Posted May 6, 2019
Phoebe Roaf

Presiding Bishop Michael Curry stands with West Tennessee Bishop Phoebe Roaf at Roaf’s consecration May 4. Photo: Diocese of West Tennessee

[Diocese of West Tennessee] The Rev. Phoebe A. Roaf was ordained and consecrated as the fourth bishop of the Diocese of West Tennessee at 11 a.m. May 4 at Hope Church in Memphis.

Roaf became both the first woman and the first African American bishop in the diocese’s 36-year history. Presiding Bishop Michael Curry led the service as chief consecrator. The Rev. Judy Fentress-Williams, professor at Virginia Theological Seminary and assistant pastor at Alfred Street Baptist Church, both in Alexandria, Virginia, was the preacher.

In addition to a 116-voice mass choir made up of choristers from across the diocese, the LeMoyne Owen College Concert Choir performed the Prelude.
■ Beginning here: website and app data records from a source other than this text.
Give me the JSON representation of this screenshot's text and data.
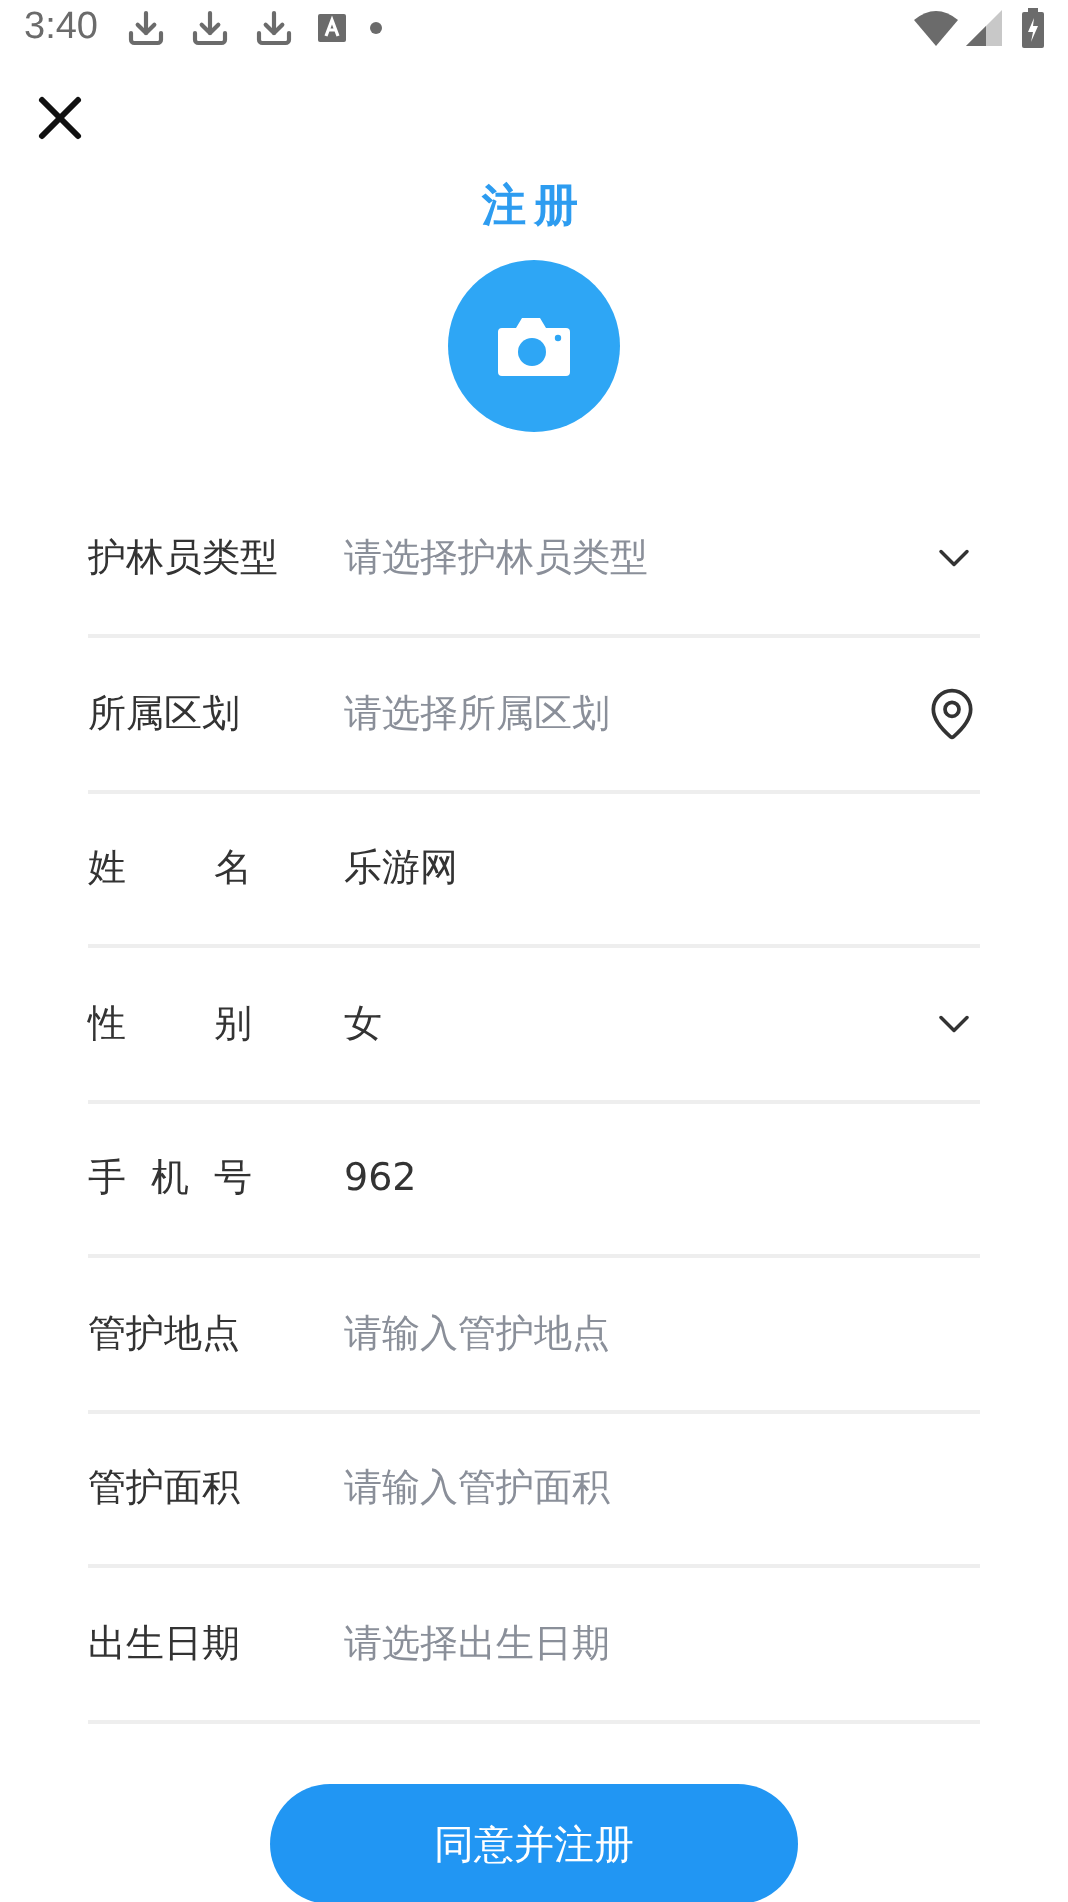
{
  "status_bar": {
    "time": "3:40"
  },
  "title": "注册",
  "fields": [
    {
      "label": "护林员类型",
      "kind": "select",
      "placeholder": "请选择护林员类型"
    },
    {
      "label": "所属区划",
      "kind": "location",
      "placeholder": "请选择所属区划"
    },
    {
      "label": "姓 名",
      "kind": "text",
      "value": "乐游网"
    },
    {
      "label": "性 别",
      "kind": "select",
      "value": "女"
    },
    {
      "label": "手 机 号",
      "kind": "text",
      "value": "962"
    },
    {
      "label": "管护地点",
      "kind": "text",
      "placeholder": "请输入管护地点"
    },
    {
      "label": "管护面积",
      "kind": "text",
      "placeholder": "请输入管护面积"
    },
    {
      "label": "出生日期",
      "kind": "text",
      "placeholder": "请选择出生日期"
    }
  ],
  "submit_button": "同意并注册"
}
Following the service, a celebratory reception was held at the church.

On May 5, the newly consecrated bishop was formally welcomed and “seated” at St. Mary’s Cathedral in Memphis.

Roaf was elected at the Diocesan Convention on Nov. 17 on the first ballot. Prior to election, she was the rector of St. Philip’s, the oldest African American church in the Episcopal Diocese of Virginia, a position she had held since 2011.

Roaf is a lifelong Episcopalian who grew up in Pine Bluff, Arkansas. She received her bachelor’s degree from Harvard University and a Master of Public Administration from Princeton University. She later received a law degree from the University of Arkansas, Little Rock, and clerked for a federal judge for two years before practicing law in New Orleans. She attended Virginia Theological Seminary, where she is vice-chair of the Board of Trustees.

Roaf succeeded the Rt. Rev. Don Johnson, who had served as the third bishop of the diocese since 2001.

The Diocese of West Tennessee was established in 1983 and covers all of Tennessee west of the Tennessee River. It has 8,260 active members and an average Sunday attendance of more than 3,000.